It was the time of Scott Schuman, who started taking pictures of the It fashion insiders outside the shows, putting them up on his blog. It was really the first time, I think, when fashion editors got pushed into the limelight and I happened to be one of them, for better or for worse, and youknow, it’s not something I [planned] but it’s an interesting phenomenon. Even magazines like American Vogue started running street style pictures. And now, there are so many more incredible platforms like Instagram where you can create your own story, your own content, and not only rely on the amazing photographs of [professional photographers]. So it’s really changed and developed and I think I was just really lucky many opportunities came my way.
Looking at those photographs, it seems like you were a lot less posed than these insagram stars we now see.

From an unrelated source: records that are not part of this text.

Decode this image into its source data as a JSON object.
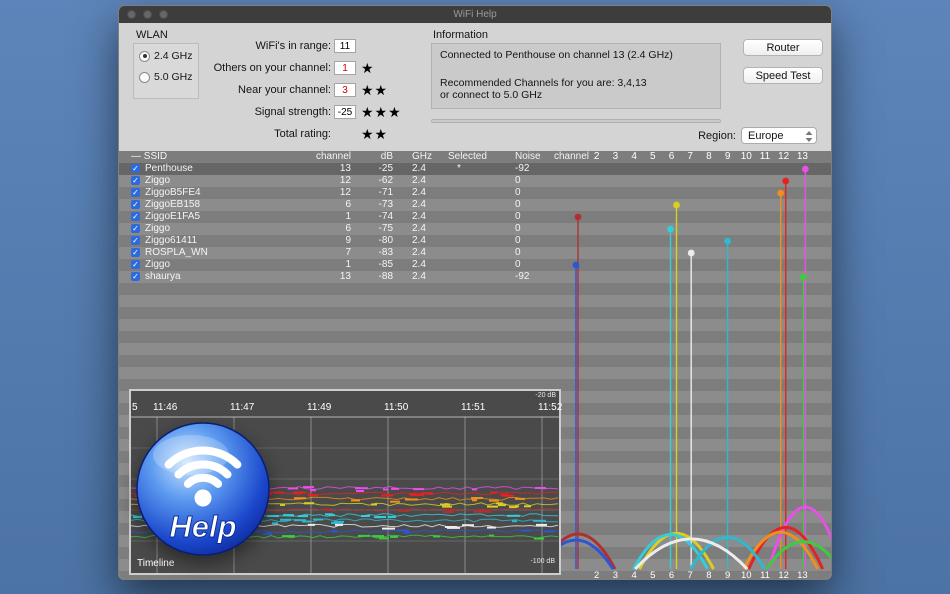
{
  "window": {
    "title": "WiFi Help"
  },
  "wlan": {
    "label": "WLAN",
    "options": [
      {
        "label": "2.4 GHz",
        "selected": true
      },
      {
        "label": "5.0 GHz",
        "selected": false
      }
    ]
  },
  "form": {
    "rows": [
      {
        "label": "WiFi's in range:",
        "value": "11",
        "value_color": "#000000",
        "stars": 0
      },
      {
        "label": "Others on your channel:",
        "value": "1",
        "value_color": "#cc0000",
        "stars": 1
      },
      {
        "label": "Near your channel:",
        "value": "3",
        "value_color": "#cc0000",
        "stars": 2
      },
      {
        "label": "Signal strength:",
        "value": "-25",
        "value_color": "#000000",
        "stars": 3
      },
      {
        "label": "Total rating:",
        "stars": 2
      }
    ]
  },
  "information": {
    "label": "Information",
    "line1": "Connected to Penthouse on channel 13 (2.4 GHz)",
    "line2": "Recommended Channels for you are: 3,4,13",
    "line3": " or connect to 5.0 GHz"
  },
  "buttons": {
    "router": "Router",
    "speed_test": "Speed Test"
  },
  "region": {
    "label": "Region:",
    "value": "Europe"
  },
  "table": {
    "headers": {
      "ssid": "— SSID",
      "channel": "channel",
      "db": "dB",
      "ghz": "GHz",
      "selected": "Selected",
      "noise": "Noise"
    }
  },
  "chart_data": {
    "type": "scatter",
    "title": "WiFi networks: signal strength (dB) per channel with coverage arcs",
    "x_axis": {
      "label": "channel",
      "ticks": [
        2,
        3,
        4,
        5,
        6,
        7,
        8,
        9,
        10,
        11,
        12,
        13
      ]
    },
    "y_unit": "dB",
    "networks": [
      {
        "checked": true,
        "row_selected": true,
        "ssid": "Penthouse",
        "channel": 13,
        "db": -25,
        "ghz": "2.4",
        "selected": "*",
        "noise": -92,
        "color": "#e94fe9",
        "xoff": 3
      },
      {
        "checked": true,
        "row_selected": false,
        "ssid": "Ziggo",
        "channel": 12,
        "db": -62,
        "ghz": "2.4",
        "selected": "",
        "noise": 0,
        "color": "#e52222",
        "xoff": 2
      },
      {
        "checked": true,
        "row_selected": false,
        "ssid": "ZiggoB5FE4",
        "channel": 12,
        "db": -71,
        "ghz": "2.4",
        "selected": "",
        "noise": 0,
        "color": "#ef8f1c",
        "xoff": -3
      },
      {
        "checked": true,
        "row_selected": false,
        "ssid": "ZiggoEB158",
        "channel": 6,
        "db": -73,
        "ghz": "2.4",
        "selected": "",
        "noise": 0,
        "color": "#d9cf24",
        "xoff": 5
      },
      {
        "checked": true,
        "row_selected": false,
        "ssid": "ZiggoE1FA5",
        "channel": 1,
        "db": -74,
        "ghz": "2.4",
        "selected": "",
        "noise": 0,
        "color": "#b03030",
        "xoff": 0
      },
      {
        "checked": true,
        "row_selected": false,
        "ssid": "Ziggo",
        "channel": 6,
        "db": -75,
        "ghz": "2.4",
        "selected": "",
        "noise": 0,
        "color": "#35cdd8",
        "xoff": -1
      },
      {
        "checked": true,
        "row_selected": false,
        "ssid": "Ziggo61411",
        "channel": 9,
        "db": -80,
        "ghz": "2.4",
        "selected": "",
        "noise": 0,
        "color": "#2fb9cf",
        "xoff": 0
      },
      {
        "checked": true,
        "row_selected": false,
        "ssid": "ROSPLA_WN",
        "channel": 7,
        "db": -83,
        "ghz": "2.4",
        "selected": "",
        "noise": 0,
        "color": "#ececec",
        "xoff": 1
      },
      {
        "checked": true,
        "row_selected": false,
        "ssid": "Ziggo",
        "channel": 1,
        "db": -85,
        "ghz": "2.4",
        "selected": "",
        "noise": 0,
        "color": "#2e55d4",
        "xoff": -2
      },
      {
        "checked": true,
        "row_selected": false,
        "ssid": "shaurya",
        "channel": 13,
        "db": -88,
        "ghz": "2.4",
        "selected": "",
        "noise": -92,
        "color": "#3ecb3e",
        "xoff": 1
      }
    ]
  },
  "timeline": {
    "title": "Timeline",
    "left_edge": "5",
    "times": [
      "11:46",
      "11:47",
      "11:49",
      "11:50",
      "11:51",
      "11:52"
    ],
    "top_db": "-20 dB",
    "bottom_db": "-100 dB"
  },
  "logo": {
    "text": "Help"
  }
}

Yes. And I think that’s because we were doing our jobs. We’re literally running into the shows and trying to do our job—it’s not a real-life photo shoot. The stuff that you see, that’s how we dress. Anna Dello Russo, who is an incredible fashion lover and addict, she’s amazing. She had the idea to take this platform and create an incredible persona. You know she used to only wear black and white? She had a uniform. Then she found this amazing platform that allowed her to express her love of fashion. She would get Dolce & Gabbana, hot-off-the-runway looks. Social media has been incredibly powerful in terms of bringing everybody into the forefront, and also being able to celebrate our love of fashion.
Read the rest of the story on the September 2015 issue of Preview Magazine.